NICHOLAS CHRISTENFELD: I think so but a lot of people find that their practice pets before their children, will say we are not sure if we are ready for children let's try a Google first. And then I know lots of my students when they go away to college find that they've been replaced by a pet. So when they go home for Christmas sorry you have to sleep in the garage, fluffy as you are now.

ALLISON ST. JOHN: But your research shows that people were able to be matched with the owner.

NICHOLAS CHRISTENFELD: We use dogs. I suppose it would be harder with goldfish, but with purebred dogs you can well above chance managed to talk with the owner that people are picking something in a dog that in some way resembles what they look like.

ALLISON ST. JOHN: I'm sure that will make people think twice before they go off to pick a pet, to be a little bit more self-aware about what it is they are actually doing. There was another research study that was really interesting about what you are doing that what makes a good story a good story. Is it the happy ending I think a lot of people would like to know the answer to this one.

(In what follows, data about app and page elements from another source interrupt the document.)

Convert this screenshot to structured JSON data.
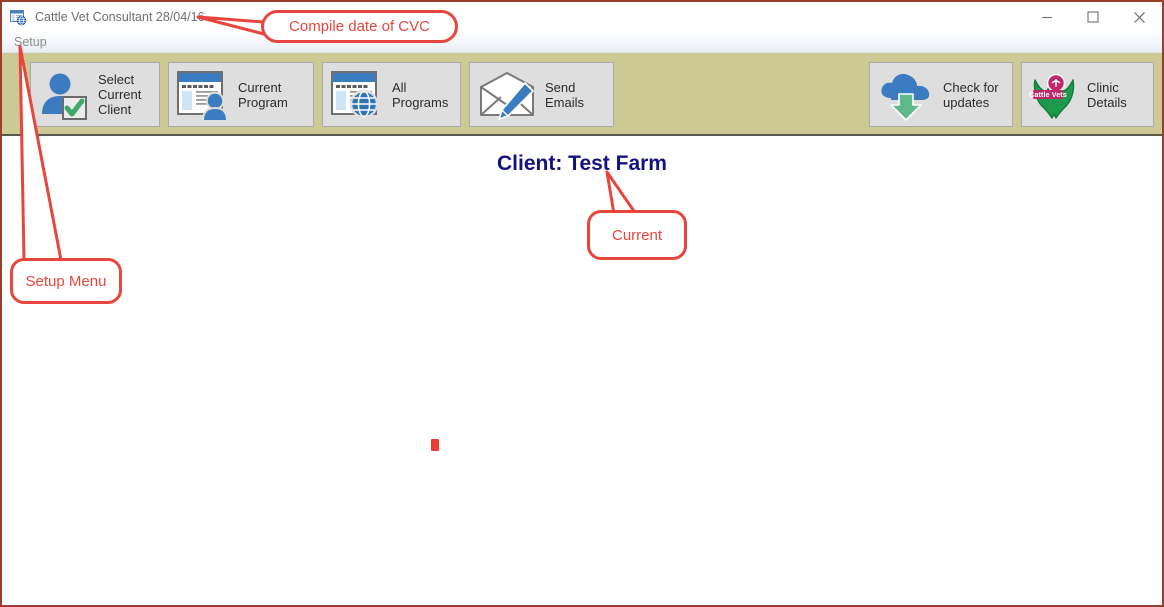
{
  "window": {
    "title": "Cattle Vet Consultant 28/04/16",
    "app_icon": "window-globe-icon",
    "border_color": "#9b3f2c",
    "controls": {
      "minimize": "minimize-icon",
      "maximize": "maximize-icon",
      "close": "close-icon"
    }
  },
  "menu": {
    "items": [
      {
        "label": "Setup",
        "name": "menu-item-setup"
      }
    ]
  },
  "toolbar": {
    "background_color": "#ccc995",
    "buttons": [
      {
        "id": "select-client",
        "label": "Select\nCurrent\nClient",
        "icon": "user-check-icon"
      },
      {
        "id": "current-program",
        "label": "Current\nProgram",
        "icon": "window-user-icon"
      },
      {
        "id": "all-programs",
        "label": "All\nPrograms",
        "icon": "window-globe-icon"
      },
      {
        "id": "send-emails",
        "label": "Send Emails",
        "icon": "envelope-pencil-icon"
      },
      {
        "id": "check-updates",
        "label": "Check for\nupdates",
        "icon": "cloud-download-icon"
      },
      {
        "id": "clinic-details",
        "label": "Clinic Details",
        "icon": "cattle-vets-logo-icon"
      }
    ]
  },
  "main": {
    "client_heading": "Client: Test Farm",
    "client_heading_color": "#131380",
    "marker": "red-dot-marker"
  },
  "annotations": {
    "accent_color": "#e8463c",
    "items": [
      {
        "id": "compile-date",
        "text": "Compile date of CVC",
        "points_to": "window-title-date"
      },
      {
        "id": "current",
        "text": "Current",
        "points_to": "client-heading"
      },
      {
        "id": "setup-menu",
        "text": "Setup Menu",
        "points_to": "menu-item-setup"
      }
    ]
  }
}
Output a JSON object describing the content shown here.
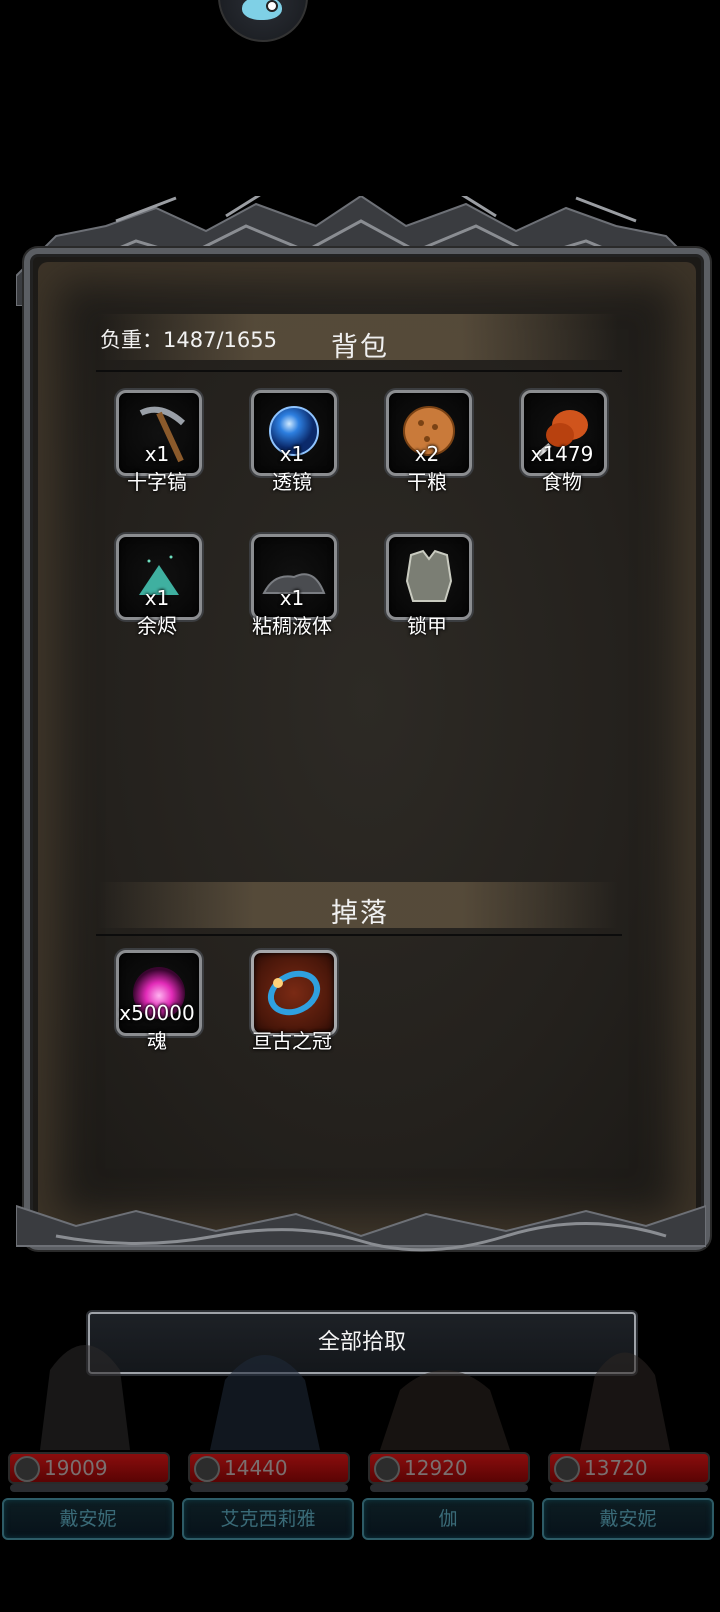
{
  "header": {
    "weight_label": "负重：1487/1655",
    "bag_title": "背包",
    "drop_title": "掉落"
  },
  "bag_items": [
    {
      "name": "十字镐",
      "qty": "x1",
      "icon": "pickaxe-icon"
    },
    {
      "name": "透镜",
      "qty": "x1",
      "icon": "lens-icon"
    },
    {
      "name": "干粮",
      "qty": "x2",
      "icon": "biscuit-icon"
    },
    {
      "name": "食物",
      "qty": "x1479",
      "icon": "meat-icon"
    },
    {
      "name": "余烬",
      "qty": "x1",
      "icon": "ember-icon"
    },
    {
      "name": "粘稠液体",
      "qty": "x1",
      "icon": "slime-icon"
    },
    {
      "name": "锁甲",
      "qty": "",
      "icon": "chainmail-icon"
    }
  ],
  "drop_items": [
    {
      "name": "魂",
      "qty": "x50000",
      "icon": "soul-icon"
    },
    {
      "name": "亘古之冠",
      "qty": "",
      "icon": "crown-icon"
    }
  ],
  "pickup_button": "全部拾取",
  "party": [
    {
      "hp": "19009",
      "name": "戴安妮"
    },
    {
      "hp": "14440",
      "name": "艾克西莉雅"
    },
    {
      "hp": "12920",
      "name": "伽"
    },
    {
      "hp": "13720",
      "name": "戴安妮"
    }
  ],
  "colors": {
    "panel": "#24211d",
    "border": "#8b8d90",
    "hp_red": "#8a0d0d",
    "name_teal": "#2d5b66"
  }
}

NICHOLAS CHRISTENFELD: This question started fascinatingly when I was helping my daughter quite young at the time tell. Stories should be given an assignment to write a great story and she writes a story about someone who wakes up in the morning and does this, that and another thing, then he's the anti-goes to sleep and they try to explain no, you need an arc that he needs to have some obstacle in struggle against the obstacle and overcome and learn something from the experience and I thought, why? I had this notion that the story had to do that and it was clear to me at all why it had to do that and in fact in the old days, stories did not do that, so Don Quixote famously does one thing after another and he goes home the same person. But there's the notion of a story arc and a lot of it hinges on the notion of suspense that what stories want to do is set up some mystery or puzzle or obstacle and you do not know if the person will triumph or not. So one thing we did, this was work that I did with my graduate student John Leavitt was to take away the suspense these are of course spoilers, that you can't give away what happens at the end with things like murder stories are mysteries or erotic stories it is very easy to do, you can say this lottery is not a price it is to be stoned to death.

ALLISON ST. JOHN: To take away from what it is to be a good story

NICHOLAS CHRISTENFELD: The finding was it didn't even the opposite effect that even where mystery stories the whole point is industry, spoiling them actually enhance them, that these ways of giving away the ending make the story actually better.

ALLISON ST. JOHN: We sort of run out of time I was hoping would you give us the tip as to what it is that makes a good story but you cannot sum that up in a few seconds.

NICHOLAS CHRISTENFELD: I cannot spoil that.

ALLISON ST. JOHN: We will have to look at your website and the research thank you so much social psychologist that is definitely kind of an intriguing field of study Nicholas Christian to from UCSD thanks so much for joining us.

NICHOLAS CHRISTENFELD: It's been a pleasure, thanks.